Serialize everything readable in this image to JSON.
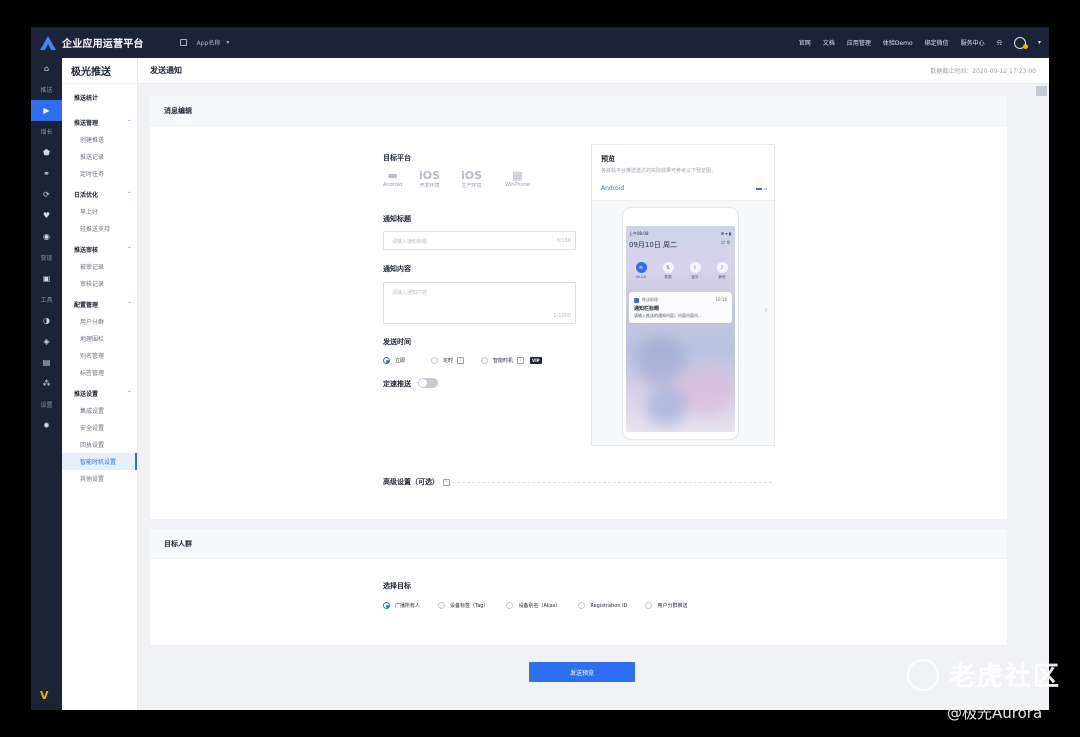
{
  "topbar": {
    "brand": "企业应用运营平台",
    "app_select": "App名称",
    "nav": [
      "官网",
      "文档",
      "应用管理",
      "体验Demo",
      "绑定微信",
      "服务中心"
    ]
  },
  "rail": {
    "items": [
      {
        "type": "icon",
        "icon": "home-icon",
        "glyph": "⌂"
      },
      {
        "type": "label",
        "text": "推送"
      },
      {
        "type": "icon",
        "icon": "push-icon",
        "glyph": "▶",
        "active": true
      },
      {
        "type": "label",
        "text": "增长"
      },
      {
        "type": "icon",
        "icon": "shield-icon",
        "glyph": "⬟"
      },
      {
        "type": "icon",
        "icon": "link-icon",
        "glyph": "⚭"
      },
      {
        "type": "icon",
        "icon": "sync-icon",
        "glyph": "⟳"
      },
      {
        "type": "icon",
        "icon": "heart-icon",
        "glyph": "♥"
      },
      {
        "type": "icon",
        "icon": "target-icon",
        "glyph": "◉"
      },
      {
        "type": "label",
        "text": "变现"
      },
      {
        "type": "icon",
        "icon": "wallet-icon",
        "glyph": "▣"
      },
      {
        "type": "label",
        "text": "工具"
      },
      {
        "type": "icon",
        "icon": "chart-icon",
        "glyph": "◑"
      },
      {
        "type": "icon",
        "icon": "tag-icon",
        "glyph": "◈"
      },
      {
        "type": "icon",
        "icon": "message-icon",
        "glyph": "▤"
      },
      {
        "type": "icon",
        "icon": "network-icon",
        "glyph": "⁂"
      },
      {
        "type": "label",
        "text": "设置"
      },
      {
        "type": "icon",
        "icon": "gear-icon",
        "glyph": "✹"
      }
    ],
    "bottom_logo": "V"
  },
  "sidebar": {
    "title": "极光推送",
    "groups": [
      {
        "label": "推送统计",
        "collapsible": false,
        "items": []
      },
      {
        "label": "推送管理",
        "collapsible": true,
        "items": [
          "创建推送",
          "推送记录",
          "定时任务"
        ]
      },
      {
        "label": "日活优化",
        "collapsible": true,
        "items": [
          "早上好",
          "轻推送支持"
        ]
      },
      {
        "label": "推送审核",
        "collapsible": true,
        "items": [
          "被审记录",
          "审核记录"
        ]
      },
      {
        "label": "配置管理",
        "collapsible": true,
        "items": [
          "用户分群",
          "地理围栏",
          "别名管理",
          "标签管理"
        ]
      },
      {
        "label": "推送设置",
        "collapsible": true,
        "items": [
          "集成设置",
          "安全设置",
          "回执设置",
          "智能时机设置",
          "其他设置"
        ]
      }
    ],
    "active_item": "智能时机设置"
  },
  "header": {
    "title": "发送通知",
    "timestamp": "数据截止时间：2020-09-12  17:23:00"
  },
  "message_card": {
    "title": "消息编辑",
    "platform_label": "目标平台",
    "platforms": [
      {
        "name": "Android",
        "glyph": "▬"
      },
      {
        "name": "开发环境",
        "glyph": "iOS"
      },
      {
        "name": "生产环境",
        "glyph": "iOS"
      },
      {
        "name": "WinPhone",
        "glyph": "▦"
      }
    ],
    "notify_title_label": "通知标题",
    "notify_title_placeholder": "请输入通知标题",
    "notify_title_count": "0/160",
    "notify_content_label": "通知内容",
    "notify_content_placeholder": "请输入通知内容",
    "notify_content_count": "0/1000",
    "send_time_label": "发送时间",
    "send_time_options": [
      "立即",
      "定时",
      "智能时机"
    ],
    "send_time_selected": "立即",
    "vip": "VIP",
    "speed_label": "定速推送",
    "advanced": "高级设置（可选）"
  },
  "preview": {
    "title": "预览",
    "subtitle": "各目标平台推送送达的实际效果可参考以下预览图。",
    "tab": "Android",
    "phone": {
      "time": "上午08:08",
      "status": "✻ ▾ ▮",
      "date": "09月10日  周二",
      "toggles": [
        {
          "label": "WLAN",
          "glyph": "≋",
          "on": true
        },
        {
          "label": "数据",
          "glyph": "⇅",
          "on": false
        },
        {
          "label": "蓝牙",
          "glyph": "ᛒ",
          "on": false
        },
        {
          "label": "静音",
          "glyph": "♪",
          "on": false
        }
      ],
      "notif_app": "推送助理",
      "notif_time": "10:10",
      "notif_title": "通知栏标题",
      "notif_body": "请输入推送的通知内容。内容内容内..."
    }
  },
  "target_card": {
    "title": "目标人群",
    "select_label": "选择目标",
    "options": [
      "广播所有人",
      "设备标签（Tag）",
      "设备别名（Alias）",
      "Registration ID",
      "用户分群推送"
    ],
    "selected": "广播所有人"
  },
  "submit_label": "发送预览",
  "watermark": {
    "line1": "老虎社区",
    "line2": "@极光Aurora"
  },
  "colors": {
    "accent": "#2d6ff0",
    "dark": "#1b2336",
    "vip": "#f5b400"
  }
}
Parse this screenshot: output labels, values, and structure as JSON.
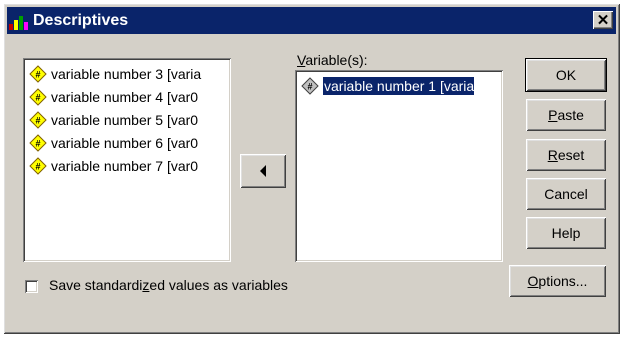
{
  "window": {
    "title": "Descriptives",
    "close_glyph": "✕"
  },
  "source_list": {
    "items": [
      {
        "label": "variable number 3 [varia",
        "icon": "scale-variable-icon"
      },
      {
        "label": "variable number 4 [var0",
        "icon": "scale-variable-icon"
      },
      {
        "label": "variable number 5 [var0",
        "icon": "scale-variable-icon"
      },
      {
        "label": "variable number 6 [var0",
        "icon": "scale-variable-icon"
      },
      {
        "label": "variable number 7 [var0",
        "icon": "scale-variable-icon"
      }
    ]
  },
  "transfer_button": {
    "arrow": "left-arrow-icon"
  },
  "variables": {
    "label_prefix": "V",
    "label_rest": "ariable(s):",
    "items": [
      {
        "label": "variable number 1 [varia",
        "icon": "scale-variable-icon",
        "selected": true
      }
    ]
  },
  "buttons": {
    "ok": "OK",
    "paste_mnemonic": "P",
    "paste_rest": "aste",
    "reset_mnemonic": "R",
    "reset_rest": "eset",
    "cancel": "Cancel",
    "help": "Help",
    "options_mnemonic": "O",
    "options_rest": "ptions..."
  },
  "save_standardized": {
    "label_a": "Save standardi",
    "label_mnemonic": "z",
    "label_b": "ed values as variables",
    "checked": false
  },
  "colors": {
    "titlebar": "#0a246a",
    "face": "#d4d0c8",
    "selection": "#0a246a",
    "icon_yellow": "#ffff00"
  }
}
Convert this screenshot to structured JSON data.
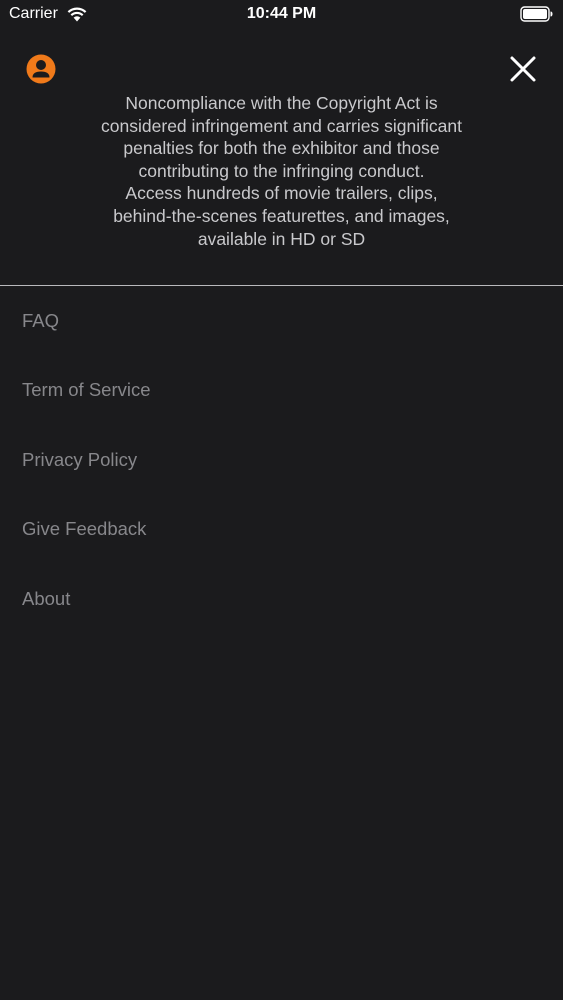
{
  "status_bar": {
    "carrier": "Carrier",
    "time": "10:44 PM",
    "icons": [
      "wifi-icon",
      "battery-icon"
    ]
  },
  "header": {
    "avatar_icon": "user-avatar-icon",
    "close_icon": "close-icon",
    "description": "Noncompliance with the Copyright Act is\nconsidered infringement and carries significant\npenalties for both the exhibitor and those\ncontributing to the infringing conduct.\nAccess hundreds of movie trailers, clips,\nbehind-the-scenes featurettes, and images,\navailable in HD or SD"
  },
  "menu": {
    "items": [
      {
        "label": "FAQ"
      },
      {
        "label": "Term of Service"
      },
      {
        "label": "Privacy Policy"
      },
      {
        "label": "Give Feedback"
      },
      {
        "label": "About"
      }
    ]
  },
  "colors": {
    "background": "#1b1b1d",
    "accent": "#f07a1a",
    "description_text": "#c9c9cc",
    "menu_text": "#87878b",
    "divider": "#b9b9bc"
  }
}
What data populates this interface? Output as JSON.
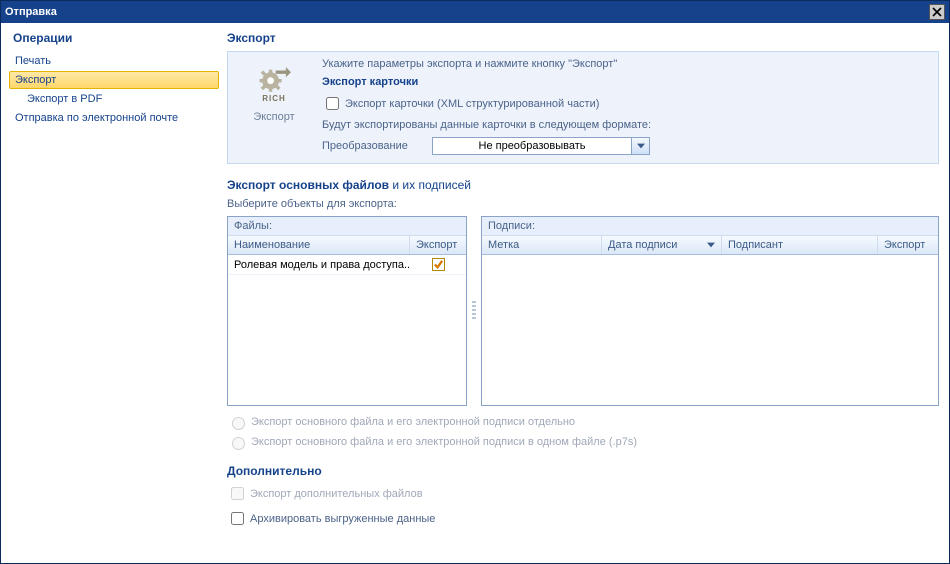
{
  "window": {
    "title": "Отправка"
  },
  "sidebar": {
    "title": "Операции",
    "items": [
      {
        "label": "Печать"
      },
      {
        "label": "Экспорт"
      },
      {
        "label": "Экспорт в PDF"
      },
      {
        "label": "Отправка по электронной почте"
      }
    ]
  },
  "main": {
    "title": "Экспорт",
    "icon_caption": "Экспорт",
    "icon_tag": "RICH",
    "hint": "Укажите параметры экспорта и нажмите кнопку \"Экспорт\"",
    "card": {
      "title": "Экспорт карточки",
      "checkbox_label": "Экспорт карточки (XML структурированной части)",
      "desc": "Будут экспортированы данные карточки в следующем формате:",
      "transform_label": "Преобразование",
      "transform_value": "Не преобразовывать"
    },
    "files_section": {
      "title_a": "Экспорт основных файлов",
      "title_b": " и их подписей",
      "subdesc": "Выберите объекты для экспорта:",
      "files_panel": {
        "caption": "Файлы:",
        "cols": {
          "name": "Наименование",
          "export": "Экспорт"
        },
        "row0": {
          "name": "Ролевая модель и права доступа..."
        }
      },
      "sigs_panel": {
        "caption": "Подписи:",
        "cols": {
          "mark": "Метка",
          "date": "Дата подписи",
          "signer": "Подписант",
          "export": "Экспорт"
        }
      },
      "radio1": "Экспорт основного файла и его электронной подписи отдельно",
      "radio2": "Экспорт основного файла и его электронной подписи в одном файле (.p7s)"
    },
    "extra": {
      "title": "Дополнительно",
      "chk1": "Экспорт дополнительных  файлов",
      "chk2": "Архивировать выгруженные данные"
    }
  }
}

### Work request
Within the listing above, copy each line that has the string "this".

### Response to the task
Serialize everything readable in this image to JSON.
Parse this screenshot: output labels, values, and structure as JSON.
Convert this screenshot to structured JSON data.
What data populates this interface? Output as JSON.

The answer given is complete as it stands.